TASK INSTRUCTIONS.
Only lines containing the word "title" belong in the answer; copy each one from the records.

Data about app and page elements
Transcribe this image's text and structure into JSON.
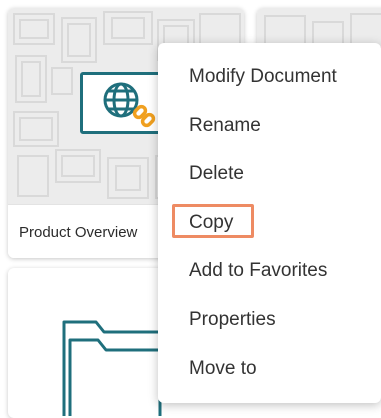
{
  "cards": [
    {
      "title": "Product Overview",
      "icon": "globe-link-icon"
    },
    {
      "title": "",
      "icon": "document-icon"
    },
    {
      "title": "",
      "icon": "folder-icon"
    }
  ],
  "context_menu": {
    "items": [
      {
        "label": "Modify Document",
        "highlighted": false
      },
      {
        "label": "Rename",
        "highlighted": false
      },
      {
        "label": "Delete",
        "highlighted": false
      },
      {
        "label": "Copy",
        "highlighted": true
      },
      {
        "label": "Add to Favorites",
        "highlighted": false
      },
      {
        "label": "Properties",
        "highlighted": false
      },
      {
        "label": "Move to",
        "highlighted": false
      }
    ]
  },
  "colors": {
    "accent_teal": "#1f6f7c",
    "highlight_orange": "#ee8b63",
    "link_orange": "#f0a020"
  }
}
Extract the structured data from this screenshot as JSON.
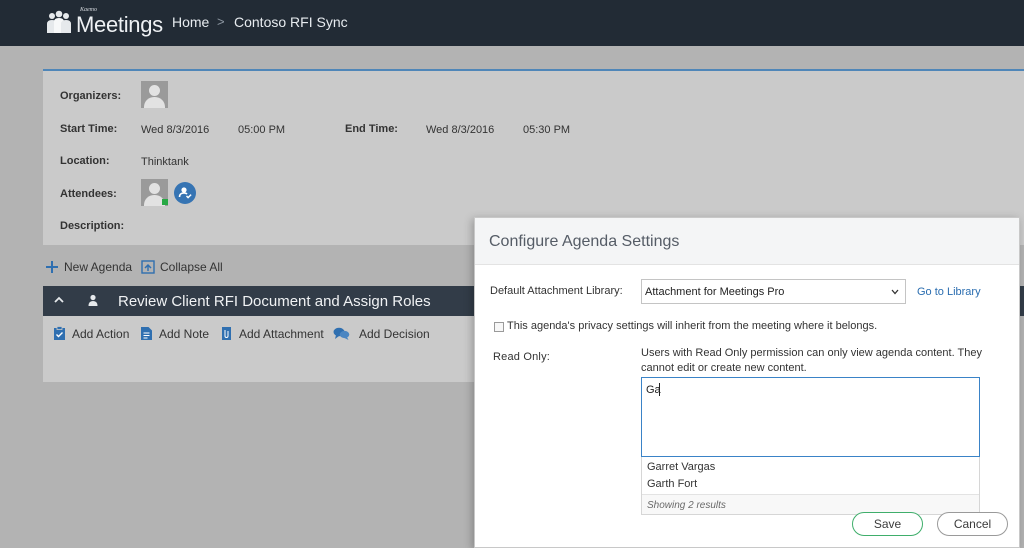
{
  "header": {
    "logo_small": "Kaemo",
    "logo_text": "Meetings",
    "nav_home": "Home",
    "nav_separator": ">",
    "nav_site": "Contoso RFI Sync"
  },
  "meeting": {
    "organizers_label": "Organizers:",
    "start_label": "Start Time:",
    "start_date": "Wed 8/3/2016",
    "start_time": "05:00 PM",
    "end_label": "End Time:",
    "end_date": "Wed 8/3/2016",
    "end_time": "05:30 PM",
    "location_label": "Location:",
    "location_value": "Thinktank",
    "attendees_label": "Attendees:",
    "description_label": "Description:"
  },
  "toolbar": {
    "new_agenda": "New Agenda",
    "collapse_all": "Collapse All"
  },
  "agenda": {
    "title": "Review Client RFI Document and Assign Roles",
    "actions": [
      "Add Action",
      "Add Note",
      "Add Attachment",
      "Add Decision"
    ]
  },
  "modal": {
    "title": "Configure Agenda Settings",
    "default_lib_label": "Default Attachment Library:",
    "default_lib_value": "Attachment for Meetings Pro",
    "go_to_library": "Go to Library",
    "privacy_text": "This agenda's privacy settings will inherit from the meeting where it belongs.",
    "privacy_checked": false,
    "read_only_label": "Read Only:",
    "read_only_desc": "Users with Read Only permission can only view agenda content. They cannot edit or create new content.",
    "people_input_value": "Ga",
    "suggestions": [
      "Garret Vargas",
      "Garth Fort"
    ],
    "suggestions_footer": "Showing 2 results",
    "save_label": "Save",
    "cancel_label": "Cancel"
  },
  "colors": {
    "topbar": "#222b35",
    "accent_blue": "#3674b3",
    "save_border": "#3fae6b",
    "presence_green": "#27a844"
  }
}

WRITTEN RESPONSE.
      "title": "Product Overview",
      "title": "",
      "title": "",
    "title": "Review Client RFI Document and Assign Roles",
    "title": "Configure Agenda Settings",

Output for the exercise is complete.